* WHAT YOU NEED TO DO *
Every line below should be copied exactly; drop the pictures.

* INPUT *

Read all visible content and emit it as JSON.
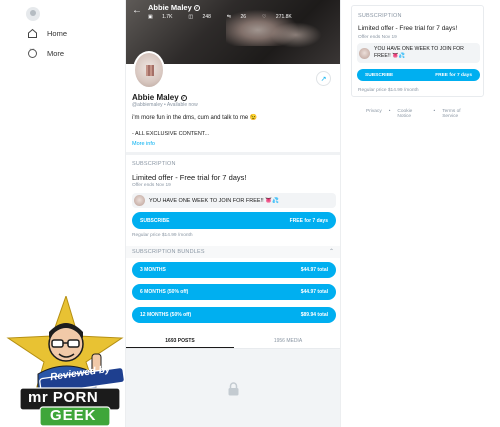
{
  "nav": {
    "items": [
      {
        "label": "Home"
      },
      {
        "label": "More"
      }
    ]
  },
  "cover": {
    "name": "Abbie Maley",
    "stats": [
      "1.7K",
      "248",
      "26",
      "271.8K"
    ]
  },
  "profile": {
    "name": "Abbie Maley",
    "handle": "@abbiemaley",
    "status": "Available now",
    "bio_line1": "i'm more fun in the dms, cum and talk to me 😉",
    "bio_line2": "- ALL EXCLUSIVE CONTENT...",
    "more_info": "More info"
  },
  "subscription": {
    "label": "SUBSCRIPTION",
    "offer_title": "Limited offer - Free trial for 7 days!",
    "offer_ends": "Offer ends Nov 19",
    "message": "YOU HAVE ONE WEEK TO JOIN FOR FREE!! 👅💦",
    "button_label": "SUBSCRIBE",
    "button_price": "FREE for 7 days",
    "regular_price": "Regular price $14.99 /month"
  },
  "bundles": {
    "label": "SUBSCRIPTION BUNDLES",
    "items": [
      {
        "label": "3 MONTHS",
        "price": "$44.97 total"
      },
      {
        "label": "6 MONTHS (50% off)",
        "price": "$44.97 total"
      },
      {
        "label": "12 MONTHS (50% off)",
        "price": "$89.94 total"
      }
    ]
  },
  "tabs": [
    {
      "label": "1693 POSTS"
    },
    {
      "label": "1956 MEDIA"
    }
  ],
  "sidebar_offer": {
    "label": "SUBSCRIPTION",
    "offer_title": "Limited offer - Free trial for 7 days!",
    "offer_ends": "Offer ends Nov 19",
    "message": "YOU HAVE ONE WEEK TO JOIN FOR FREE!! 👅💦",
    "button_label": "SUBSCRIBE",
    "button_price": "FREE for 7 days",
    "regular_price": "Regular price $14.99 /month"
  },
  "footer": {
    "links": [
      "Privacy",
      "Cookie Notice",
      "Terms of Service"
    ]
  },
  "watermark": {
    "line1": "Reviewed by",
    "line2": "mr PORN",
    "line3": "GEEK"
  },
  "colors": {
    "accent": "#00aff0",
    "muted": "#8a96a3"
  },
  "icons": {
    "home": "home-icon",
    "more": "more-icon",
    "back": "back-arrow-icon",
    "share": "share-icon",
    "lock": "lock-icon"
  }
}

* REPLY TO THE EXERCISE *
Read all visible content and emit it as JSON.
{
  "nav": {
    "items": [
      {
        "label": "Home"
      },
      {
        "label": "More"
      }
    ]
  },
  "cover": {
    "name": "Abbie Maley",
    "stats": [
      "1.7K",
      "248",
      "26",
      "271.8K"
    ]
  },
  "profile": {
    "name": "Abbie Maley",
    "handle": "@abbiemaley",
    "status": "Available now",
    "bio_line1": "i'm more fun in the dms, cum and talk to me 😉",
    "bio_line2": "- ALL EXCLUSIVE CONTENT...",
    "more_info": "More info"
  },
  "subscription": {
    "label": "SUBSCRIPTION",
    "offer_title": "Limited offer - Free trial for 7 days!",
    "offer_ends": "Offer ends Nov 19",
    "message": "YOU HAVE ONE WEEK TO JOIN FOR FREE!! 👅💦",
    "button_label": "SUBSCRIBE",
    "button_price": "FREE for 7 days",
    "regular_price": "Regular price $14.99 /month"
  },
  "bundles": {
    "label": "SUBSCRIPTION BUNDLES",
    "items": [
      {
        "label": "3 MONTHS",
        "price": "$44.97 total"
      },
      {
        "label": "6 MONTHS (50% off)",
        "price": "$44.97 total"
      },
      {
        "label": "12 MONTHS (50% off)",
        "price": "$89.94 total"
      }
    ]
  },
  "tabs": [
    {
      "label": "1693 POSTS"
    },
    {
      "label": "1956 MEDIA"
    }
  ],
  "sidebar_offer": {
    "label": "SUBSCRIPTION",
    "offer_title": "Limited offer - Free trial for 7 days!",
    "offer_ends": "Offer ends Nov 19",
    "message": "YOU HAVE ONE WEEK TO JOIN FOR FREE!! 👅💦",
    "button_label": "SUBSCRIBE",
    "button_price": "FREE for 7 days",
    "regular_price": "Regular price $14.99 /month"
  },
  "footer": {
    "links": [
      "Privacy",
      "Cookie Notice",
      "Terms of Service"
    ]
  },
  "watermark": {
    "line1": "Reviewed by",
    "line2": "mr PORN",
    "line3": "GEEK"
  },
  "colors": {
    "accent": "#00aff0",
    "muted": "#8a96a3"
  },
  "icons": {
    "home": "home-icon",
    "more": "more-icon",
    "back": "back-arrow-icon",
    "share": "share-icon",
    "lock": "lock-icon"
  }
}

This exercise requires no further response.